» **Interface dataset entries**:
_ _ _ _ _

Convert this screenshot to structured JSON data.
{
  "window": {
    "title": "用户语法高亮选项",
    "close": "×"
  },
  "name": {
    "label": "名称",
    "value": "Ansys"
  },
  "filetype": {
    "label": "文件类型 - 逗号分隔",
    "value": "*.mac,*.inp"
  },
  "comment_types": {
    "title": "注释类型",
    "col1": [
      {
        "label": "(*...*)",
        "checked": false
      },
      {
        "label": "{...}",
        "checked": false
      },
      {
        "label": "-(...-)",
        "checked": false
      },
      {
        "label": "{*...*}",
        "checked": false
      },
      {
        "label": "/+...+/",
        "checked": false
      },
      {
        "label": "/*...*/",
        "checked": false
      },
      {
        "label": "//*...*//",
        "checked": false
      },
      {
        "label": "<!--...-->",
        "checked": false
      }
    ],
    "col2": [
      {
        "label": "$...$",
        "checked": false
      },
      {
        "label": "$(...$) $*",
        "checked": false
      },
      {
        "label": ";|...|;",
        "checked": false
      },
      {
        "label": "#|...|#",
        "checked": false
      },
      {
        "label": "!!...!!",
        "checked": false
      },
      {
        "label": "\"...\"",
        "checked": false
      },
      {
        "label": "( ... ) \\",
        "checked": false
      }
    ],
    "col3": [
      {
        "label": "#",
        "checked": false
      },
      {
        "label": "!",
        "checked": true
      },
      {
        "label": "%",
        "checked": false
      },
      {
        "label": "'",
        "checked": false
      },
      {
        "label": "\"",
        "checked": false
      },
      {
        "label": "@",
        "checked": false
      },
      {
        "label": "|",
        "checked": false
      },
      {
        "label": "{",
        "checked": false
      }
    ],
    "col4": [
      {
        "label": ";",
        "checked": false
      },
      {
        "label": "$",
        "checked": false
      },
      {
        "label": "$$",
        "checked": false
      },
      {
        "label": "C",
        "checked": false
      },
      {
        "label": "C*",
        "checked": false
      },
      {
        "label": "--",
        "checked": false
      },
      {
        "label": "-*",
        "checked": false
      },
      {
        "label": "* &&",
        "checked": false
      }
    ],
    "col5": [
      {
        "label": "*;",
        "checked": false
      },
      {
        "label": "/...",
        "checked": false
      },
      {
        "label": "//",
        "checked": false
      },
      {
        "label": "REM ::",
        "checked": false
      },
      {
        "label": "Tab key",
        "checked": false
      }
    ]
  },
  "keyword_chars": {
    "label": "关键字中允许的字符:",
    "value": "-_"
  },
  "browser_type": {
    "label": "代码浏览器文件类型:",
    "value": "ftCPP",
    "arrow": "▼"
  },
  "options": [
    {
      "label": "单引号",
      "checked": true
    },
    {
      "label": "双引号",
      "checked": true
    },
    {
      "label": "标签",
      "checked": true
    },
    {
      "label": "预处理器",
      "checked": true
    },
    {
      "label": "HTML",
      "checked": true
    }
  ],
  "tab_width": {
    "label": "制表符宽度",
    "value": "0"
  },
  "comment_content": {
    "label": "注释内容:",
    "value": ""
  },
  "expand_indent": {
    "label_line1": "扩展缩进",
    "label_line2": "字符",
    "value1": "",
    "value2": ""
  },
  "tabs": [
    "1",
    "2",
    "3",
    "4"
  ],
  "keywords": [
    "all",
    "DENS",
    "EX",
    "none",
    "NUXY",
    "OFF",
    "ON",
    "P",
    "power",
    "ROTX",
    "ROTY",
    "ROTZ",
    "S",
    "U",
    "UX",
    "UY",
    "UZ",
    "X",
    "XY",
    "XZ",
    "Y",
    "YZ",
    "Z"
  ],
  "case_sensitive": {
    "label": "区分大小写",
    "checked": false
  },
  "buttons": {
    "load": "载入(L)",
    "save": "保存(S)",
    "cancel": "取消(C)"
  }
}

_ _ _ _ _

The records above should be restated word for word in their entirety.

Convert this screenshot to structured JSON data.
{
  "window": {
    "title": "用户语法高亮选项",
    "close": "×"
  },
  "name": {
    "label": "名称",
    "value": "Ansys"
  },
  "filetype": {
    "label": "文件类型 - 逗号分隔",
    "value": "*.mac,*.inp"
  },
  "comment_types": {
    "title": "注释类型",
    "col1": [
      {
        "label": "(*...*)",
        "checked": false
      },
      {
        "label": "{...}",
        "checked": false
      },
      {
        "label": "-(...-)",
        "checked": false
      },
      {
        "label": "{*...*}",
        "checked": false
      },
      {
        "label": "/+...+/",
        "checked": false
      },
      {
        "label": "/*...*/",
        "checked": false
      },
      {
        "label": "//*...*//",
        "checked": false
      },
      {
        "label": "<!--...-->",
        "checked": false
      }
    ],
    "col2": [
      {
        "label": "$...$",
        "checked": false
      },
      {
        "label": "$(...$) $*",
        "checked": false
      },
      {
        "label": ";|...|;",
        "checked": false
      },
      {
        "label": "#|...|#",
        "checked": false
      },
      {
        "label": "!!...!!",
        "checked": false
      },
      {
        "label": "\"...\"",
        "checked": false
      },
      {
        "label": "( ... ) \\",
        "checked": false
      }
    ],
    "col3": [
      {
        "label": "#",
        "checked": false
      },
      {
        "label": "!",
        "checked": true
      },
      {
        "label": "%",
        "checked": false
      },
      {
        "label": "'",
        "checked": false
      },
      {
        "label": "\"",
        "checked": false
      },
      {
        "label": "@",
        "checked": false
      },
      {
        "label": "|",
        "checked": false
      },
      {
        "label": "{",
        "checked": false
      }
    ],
    "col4": [
      {
        "label": ";",
        "checked": false
      },
      {
        "label": "$",
        "checked": false
      },
      {
        "label": "$$",
        "checked": false
      },
      {
        "label": "C",
        "checked": false
      },
      {
        "label": "C*",
        "checked": false
      },
      {
        "label": "--",
        "checked": false
      },
      {
        "label": "-*",
        "checked": false
      },
      {
        "label": "* &&",
        "checked": false
      }
    ],
    "col5": [
      {
        "label": "*;",
        "checked": false
      },
      {
        "label": "/...",
        "checked": false
      },
      {
        "label": "//",
        "checked": false
      },
      {
        "label": "REM ::",
        "checked": false
      },
      {
        "label": "Tab key",
        "checked": false
      }
    ]
  },
  "keyword_chars": {
    "label": "关键字中允许的字符:",
    "value": "-_"
  },
  "browser_type": {
    "label": "代码浏览器文件类型:",
    "value": "ftCPP",
    "arrow": "▼"
  },
  "options": [
    {
      "label": "单引号",
      "checked": true
    },
    {
      "label": "双引号",
      "checked": true
    },
    {
      "label": "标签",
      "checked": true
    },
    {
      "label": "预处理器",
      "checked": true
    },
    {
      "label": "HTML",
      "checked": true
    }
  ],
  "tab_width": {
    "label": "制表符宽度",
    "value": "0"
  },
  "comment_content": {
    "label": "注释内容:",
    "value": ""
  },
  "expand_indent": {
    "label_line1": "扩展缩进",
    "label_line2": "字符",
    "value1": "",
    "value2": ""
  },
  "tabs": [
    "1",
    "2",
    "3",
    "4"
  ],
  "keywords": [
    "all",
    "DENS",
    "EX",
    "none",
    "NUXY",
    "OFF",
    "ON",
    "P",
    "power",
    "ROTX",
    "ROTY",
    "ROTZ",
    "S",
    "U",
    "UX",
    "UY",
    "UZ",
    "X",
    "XY",
    "XZ",
    "Y",
    "YZ",
    "Z"
  ],
  "case_sensitive": {
    "label": "区分大小写",
    "checked": false
  },
  "buttons": {
    "load": "载入(L)",
    "save": "保存(S)",
    "cancel": "取消(C)"
  }
}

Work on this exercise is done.